These days, doing a good job as an ICT or Technology Co- ordinator/Subject Leader is not enough. In order to get on in your career, you have to be seen to be doing a good job. In this series, Alison Skymes looks at ways of making a good impression.Today: how to read more efficiently.
When it comes to reading, most people approach the material in the same way they approach a packet of cornflakes. In an age of information overload, that just ain't good enough. You have a job to do: not only to keep up-to-date for your own sake, but to do so in order to keep your supervisor and others informed. How you gonna do it?
Here are 9 great tips.
If the material is well-structured -- in other words, if the person writing it was more concerned with making sure you could get the gist quickly than with his own ego -- efficient reading should be as easy as falling off a log.
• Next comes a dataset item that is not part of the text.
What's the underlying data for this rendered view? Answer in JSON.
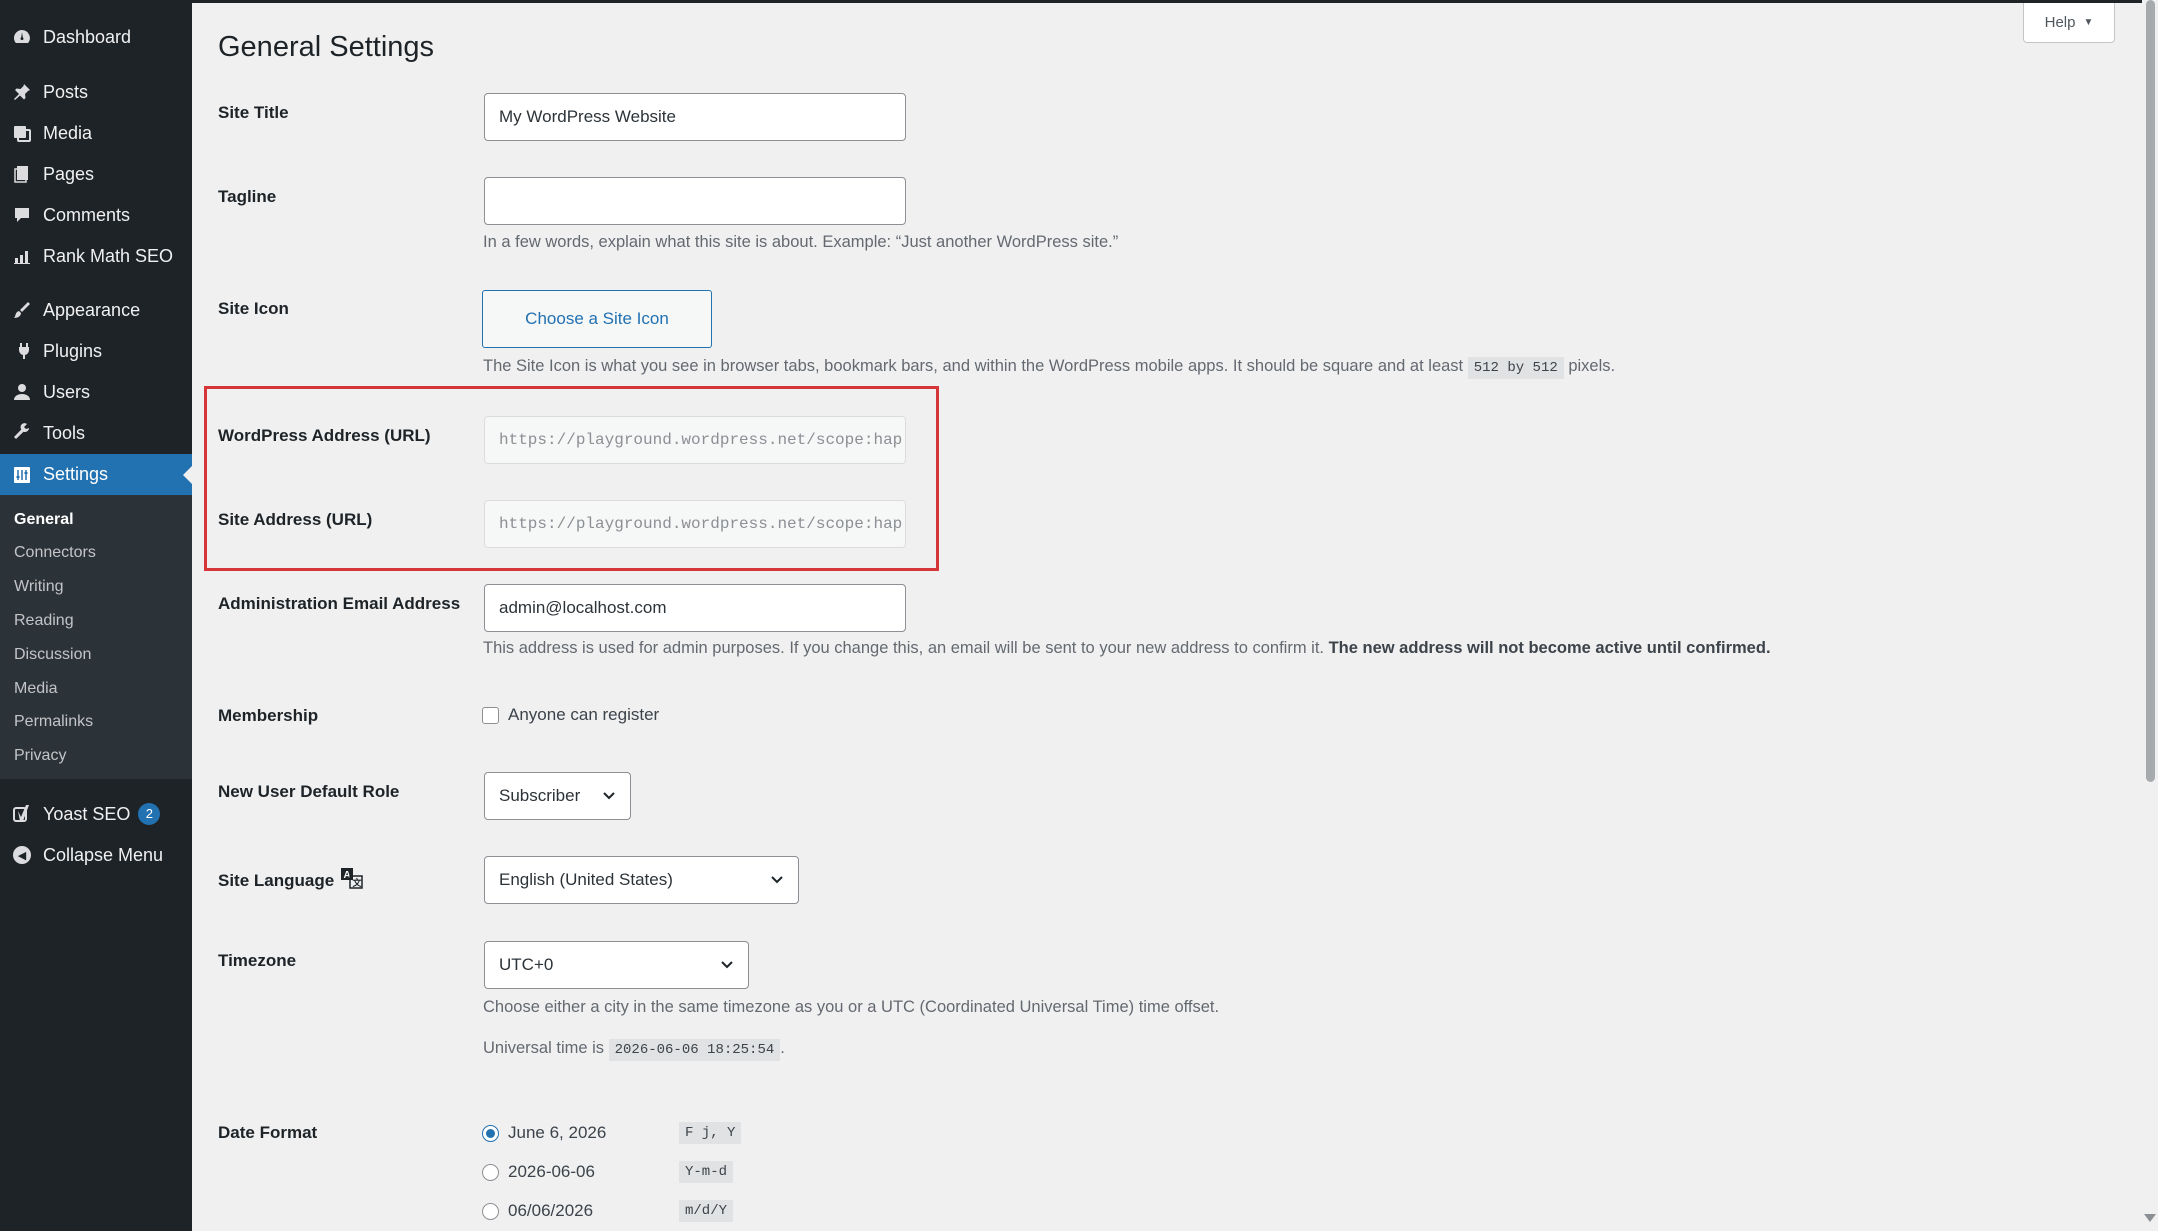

But even if the writer spent more time thinking of flowery descriptions than worrying about your need to get stuff done, you can still save time by reading it properly.
Here's what you do:
1. Don't even open the document. That's right: just keep it closed, and spend 5 minutes thinking about what you're looking for, and what you think the document might contain in relation to that. Sounds like a waste of time, right? But it ain't, because what you're doing is setting up some mental hooks on which to hang ideas as they come up from the material, or from your interaction with the material.
2. Read the table of contents, if there is one, as that will help you get a feel for what the document contains. Well, with any luck: if the author has used totally unhelpful section or chapter headings, like "All's well that ends well", you won't have much joy.
3. Always start at the end. Well, at the summary, to be more precise. That often comes at the beginning, in the form of an Executive Summary. Whatever. Read it first, because you'll be able to cut to the chase without all the intervening argument. Like the man said: Just gimme the facts, ma'am.
4. If you still don't have what you need, well, you're going to have to read more of it. Start by reading the first and last paragraphs in each section. The first one should say what is covered. If you've chosen a good source, the final paragraph will summarise what's just been covered.
5. Still not enough? OK, start again, but this time read the first sentences in each paragraph too.
6. Put these techniques together to read the newspaper quickly: the headline and first paragraph, plus the picture and picture caption, should tell you all you need to know.
7. Good website articles and blogs should help in two other ways: firstly, they ought to be short; secondly, they should be tagged -- and the tags should give you a good idea of what the piece is about.
Efficient reading isn't the same as speed reading, but you can always do some things to help you read faster:
1. Ask yourself if you really need all the detail. If the answer is "no", then you can skim-read the document. A good way of doing this is to train yourself to look out for certain "signpost" words -- and then ignore the rest of the sentence. For example, "for example" is an obvious kind of signpost: it tells you that there is an example coming up. Duh. Well, if you already get the point, or you don't need the detail, why waste time reading an example? Another signpost word is "Moreover": that is often used to embellish a point, and whilst it isn't the same as an example, if you're in a real hurry you might want to skip it. At least for now.
2. Another thing you can do is to read more words at once. You can train yourself to do this, and there is software that can help you. I tried out Rocket Reader. It's a program that tests your reading speed and comprehension, and trains you to see more words at once. The reading/comprehension test is a little artificial: in a real context, you would probably have some familiarity with the subject matter, hopefully some interest in it, and almost certainly some forewarning of it. As for the section that trains you to read more words at once, I'm not sure how permanent the results are, but there's nothing to be lost by trying it out -- especially as there is a ten day free trial of the program.
By reading efficiently, you can become more knowledgeable about more things. That will help you a lot when your boss starts asking for your opinions on things.
It comes in handy at parties too.
I hope you've enjoyed this series. What strategies have not been covered in your opinion? Do leave a comment if you have any suggestions.